Virgin America fliers approved for federal “trusted traveler” programs (such as Global Entry and Nexus) are automatically eligible for PreCheck. Later this year, Virgin plans to invite members of its frequent-flier program to apply. Southwest and JetBlue will likely join the PreCheck program later this year.
PreCheck fliers use special screening lanes (Checkpoint 3 in the center of Sea-Tac’s main terminal) and participants don’t need to take off their shoes, jackets or belts or remove laptops or liquids from carry-ons.
One hitch is that TSA randomly preselects some PreCheck members for full screening. Until recently, unless you knew how to read a bar code printed on your boarding pass, you had no way of knowing your status until you reached the screening area.
Delta, United and US Airways now alert passengers of their clearance on a particular flight by printing a PreCheck notification indicator on boarding passes.
“We are currently working with Alaska Airlines to make this feature available,” said TSA spokeswoman Lorie Dankers.
Convenient. Yes. But how “random” is random screening if people know about it in advance?
Sea-Tac security backups
Meanwhile, those not eligible for PreCheck could face longer than usual waits during the busy summer-travel season.
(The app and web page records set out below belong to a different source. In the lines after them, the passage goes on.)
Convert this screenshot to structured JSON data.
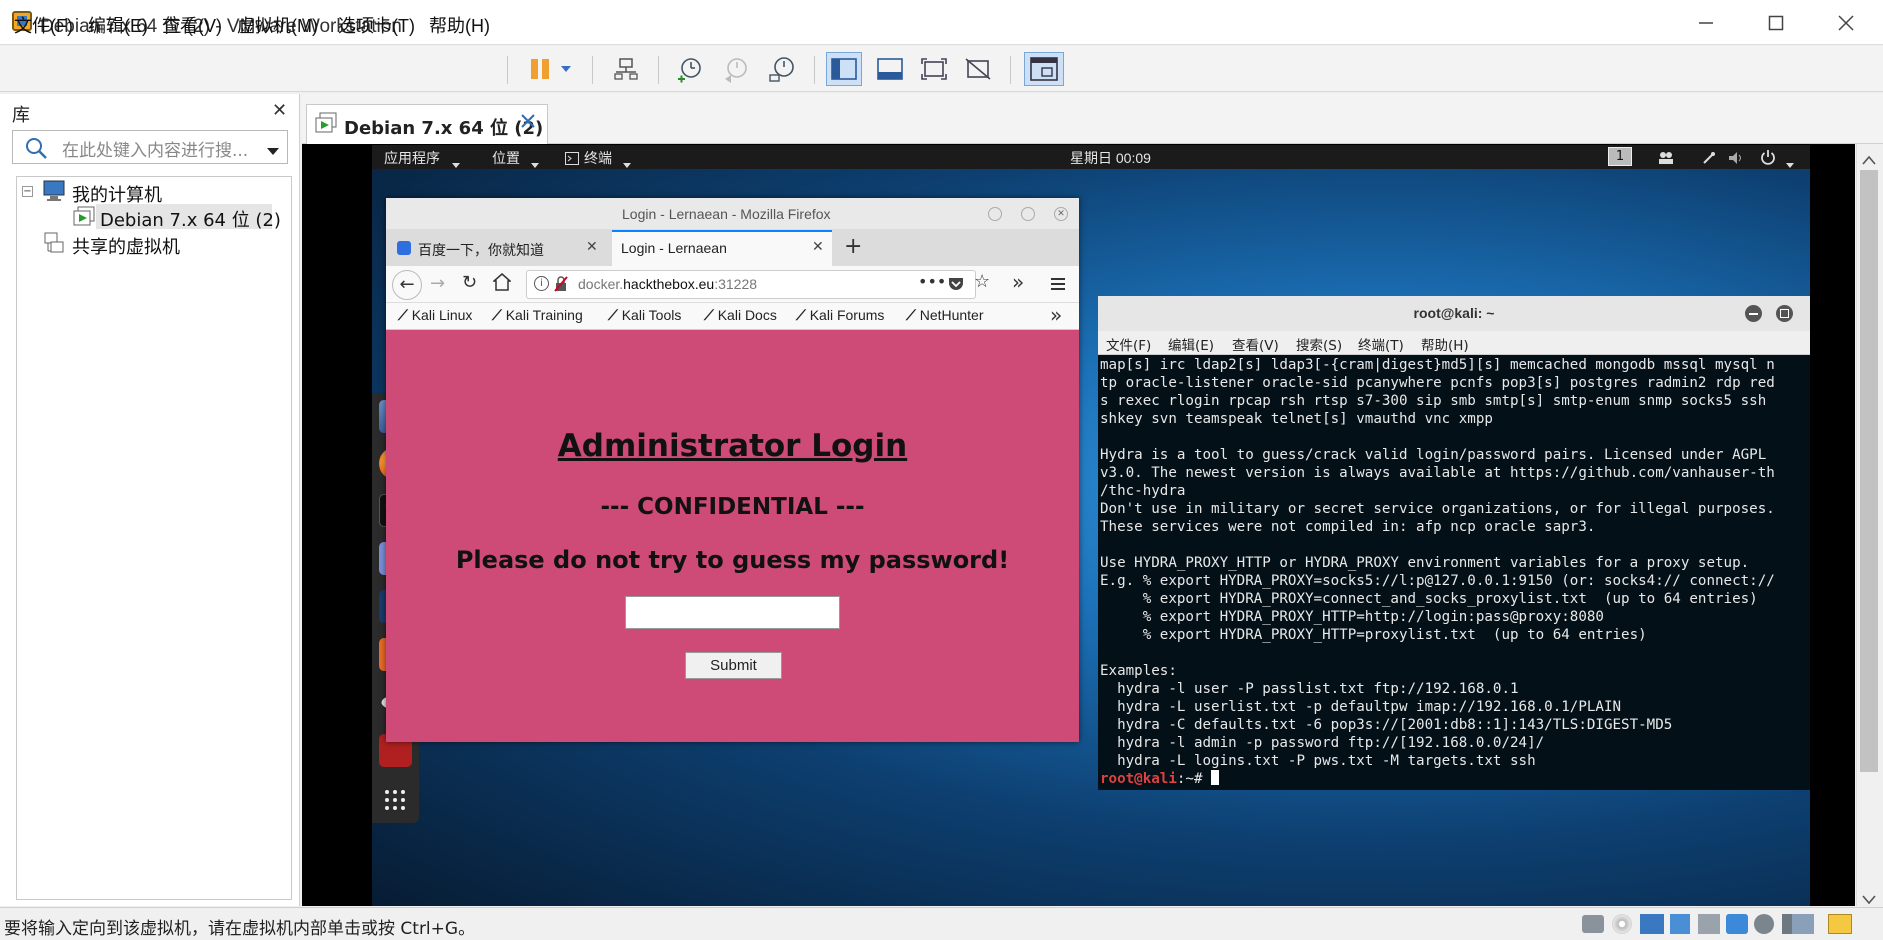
{
  "window": {
    "title": "Debian 7.x 64 位 (2) - VMware Workstation"
  },
  "menubar": {
    "items": [
      "文件(F)",
      "编辑(E)",
      "查看(V)",
      "虚拟机(M)",
      "选项卡(T)",
      "帮助(H)"
    ]
  },
  "library": {
    "title": "库",
    "search_placeholder": "在此处键入内容进行搜...",
    "tree": {
      "root": "我的计算机",
      "vm": "Debian 7.x 64 位 (2)",
      "shared": "共享的虚拟机"
    }
  },
  "vm_tab": {
    "label": "Debian 7.x 64 位 (2)"
  },
  "guest": {
    "topbar": {
      "applications": "应用程序",
      "places": "位置",
      "terminal": "终端",
      "clock": "星期日 00:09",
      "workspace": "1"
    },
    "firefox": {
      "window_title": "Login - Lernaean - Mozilla Firefox",
      "tabs": [
        "百度一下，你就知道",
        "Login - Lernaean"
      ],
      "url_prefix": "docker.",
      "url_domain": "hackthebox.eu",
      "url_port": ":31228",
      "bookmarks": [
        "Kali Linux",
        "Kali Training",
        "Kali Tools",
        "Kali Docs",
        "Kali Forums",
        "NetHunter"
      ],
      "page": {
        "heading": "Administrator Login",
        "subheading": "--- CONFIDENTIAL ---",
        "message": "Please do not try to guess my password!",
        "submit": "Submit"
      }
    },
    "terminal": {
      "title": "root@kali: ~",
      "menu": [
        "文件(F)",
        "编辑(E)",
        "查看(V)",
        "搜索(S)",
        "终端(T)",
        "帮助(H)"
      ],
      "lines": [
        "map[s] irc ldap2[s] ldap3[-{cram|digest}md5][s] memcached mongodb mssql mysql n",
        "tp oracle-listener oracle-sid pcanywhere pcnfs pop3[s] postgres radmin2 rdp red",
        "s rexec rlogin rpcap rsh rtsp s7-300 sip smb smtp[s] smtp-enum snmp socks5 ssh",
        "shkey svn teamspeak telnet[s] vmauthd vnc xmpp",
        "",
        "Hydra is a tool to guess/crack valid login/password pairs. Licensed under AGPL",
        "v3.0. The newest version is always available at https://github.com/vanhauser-th",
        "/thc-hydra",
        "Don't use in military or secret service organizations, or for illegal purposes.",
        "These services were not compiled in: afp ncp oracle sapr3.",
        "",
        "Use HYDRA_PROXY_HTTP or HYDRA_PROXY environment variables for a proxy setup.",
        "E.g. % export HYDRA_PROXY=socks5://l:p@127.0.0.1:9150 (or: socks4:// connect://",
        "     % export HYDRA_PROXY=connect_and_socks_proxylist.txt  (up to 64 entries)",
        "     % export HYDRA_PROXY_HTTP=http://login:pass@proxy:8080",
        "     % export HYDRA_PROXY_HTTP=proxylist.txt  (up to 64 entries)",
        "",
        "Examples:",
        "  hydra -l user -P passlist.txt ftp://192.168.0.1",
        "  hydra -L userlist.txt -p defaultpw imap://192.168.0.1/PLAIN",
        "  hydra -C defaults.txt -6 pop3s://[2001:db8::1]:143/TLS:DIGEST-MD5",
        "  hydra -l admin -p password ftp://[192.168.0.0/24]/",
        "  hydra -L logins.txt -P pws.txt -M targets.txt ssh"
      ],
      "prompt_user": "root@kali",
      "prompt_rest": ":~# "
    }
  },
  "statusbar": {
    "message": "要将输入定向到该虚拟机，请在虚拟机内部单击或按 Ctrl+G。"
  },
  "colors": {
    "page_bg": "#cd4b76",
    "terminal_bg": "#031018",
    "prompt": "#e04040",
    "pause_button": "#f0a030"
  }
}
More than 150 people missed Alaska Airlines flights at Sea-Tac recently when TSA failed to adequately staff checkpoints.
“Checkpoint wait times were reduced dramatically (last) weekend as the TSA was able to get more staff on to open up more lanes,” said airport spokesman Perry Cooper.
Also helping is the reopening of a special lane (Checkpoint 1, near the south end of the terminal) on Fridays, Saturdays and Sundays when thousands of cruise-ship passengers depart Sea-Tac.
Carol Pucci is a Seattle freelance writer. Contact her at travel.carolpucci.com. Twitter: @carolpucci